What to work on
In the answer, every entry must appear exactly as given.

Source records
==========
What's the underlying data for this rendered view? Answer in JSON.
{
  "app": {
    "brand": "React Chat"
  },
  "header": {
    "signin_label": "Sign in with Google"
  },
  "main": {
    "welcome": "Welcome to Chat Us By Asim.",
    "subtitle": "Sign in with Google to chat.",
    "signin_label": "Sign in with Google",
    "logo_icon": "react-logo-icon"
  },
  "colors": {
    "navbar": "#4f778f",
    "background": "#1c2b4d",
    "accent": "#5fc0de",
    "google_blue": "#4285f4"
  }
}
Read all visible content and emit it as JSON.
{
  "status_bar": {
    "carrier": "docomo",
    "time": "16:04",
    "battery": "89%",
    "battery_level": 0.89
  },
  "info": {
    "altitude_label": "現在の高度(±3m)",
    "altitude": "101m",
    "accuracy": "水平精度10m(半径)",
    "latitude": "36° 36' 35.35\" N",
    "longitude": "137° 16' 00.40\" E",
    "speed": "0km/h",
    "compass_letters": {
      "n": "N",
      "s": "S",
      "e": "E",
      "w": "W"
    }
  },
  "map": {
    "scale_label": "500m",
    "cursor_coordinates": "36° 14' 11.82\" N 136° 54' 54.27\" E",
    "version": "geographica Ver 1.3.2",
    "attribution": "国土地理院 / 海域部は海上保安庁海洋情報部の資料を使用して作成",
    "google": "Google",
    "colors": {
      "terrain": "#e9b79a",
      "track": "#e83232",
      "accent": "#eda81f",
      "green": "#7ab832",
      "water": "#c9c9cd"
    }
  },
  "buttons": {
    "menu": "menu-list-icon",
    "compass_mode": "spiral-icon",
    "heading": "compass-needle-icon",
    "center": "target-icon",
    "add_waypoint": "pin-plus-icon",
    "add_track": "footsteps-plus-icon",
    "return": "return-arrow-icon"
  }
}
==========
Written answer
What's the underlying data for this rendered view? Answer in JSON.
{
  "app": {
    "brand": "React Chat"
  },
  "header": {
    "signin_label": "Sign in with Google"
  },
  "main": {
    "welcome": "Welcome to Chat Us By Asim.",
    "subtitle": "Sign in with Google to chat.",
    "signin_label": "Sign in with Google",
    "logo_icon": "react-logo-icon"
  },
  "colors": {
    "navbar": "#4f778f",
    "background": "#1c2b4d",
    "accent": "#5fc0de",
    "google_blue": "#4285f4"
  }
}
Read all visible content and emit it as JSON.
{
  "status_bar": {
    "carrier": "docomo",
    "time": "16:04",
    "battery": "89%",
    "battery_level": 0.89
  },
  "info": {
    "altitude_label": "現在の高度(±3m)",
    "altitude": "101m",
    "accuracy": "水平精度10m(半径)",
    "latitude": "36° 36' 35.35\" N",
    "longitude": "137° 16' 00.40\" E",
    "speed": "0km/h",
    "compass_letters": {
      "n": "N",
      "s": "S",
      "e": "E",
      "w": "W"
    }
  },
  "map": {
    "scale_label": "500m",
    "cursor_coordinates": "36° 14' 11.82\" N 136° 54' 54.27\" E",
    "version": "geographica Ver 1.3.2",
    "attribution": "国土地理院 / 海域部は海上保安庁海洋情報部の資料を使用して作成",
    "google": "Google",
    "colors": {
      "terrain": "#e9b79a",
      "track": "#e83232",
      "accent": "#eda81f",
      "green": "#7ab832",
      "water": "#c9c9cd"
    }
  },
  "buttons": {
    "menu": "menu-list-icon",
    "compass_mode": "spiral-icon",
    "heading": "compass-needle-icon",
    "center": "target-icon",
    "add_waypoint": "pin-plus-icon",
    "add_track": "footsteps-plus-icon",
    "return": "return-arrow-icon"
  }
}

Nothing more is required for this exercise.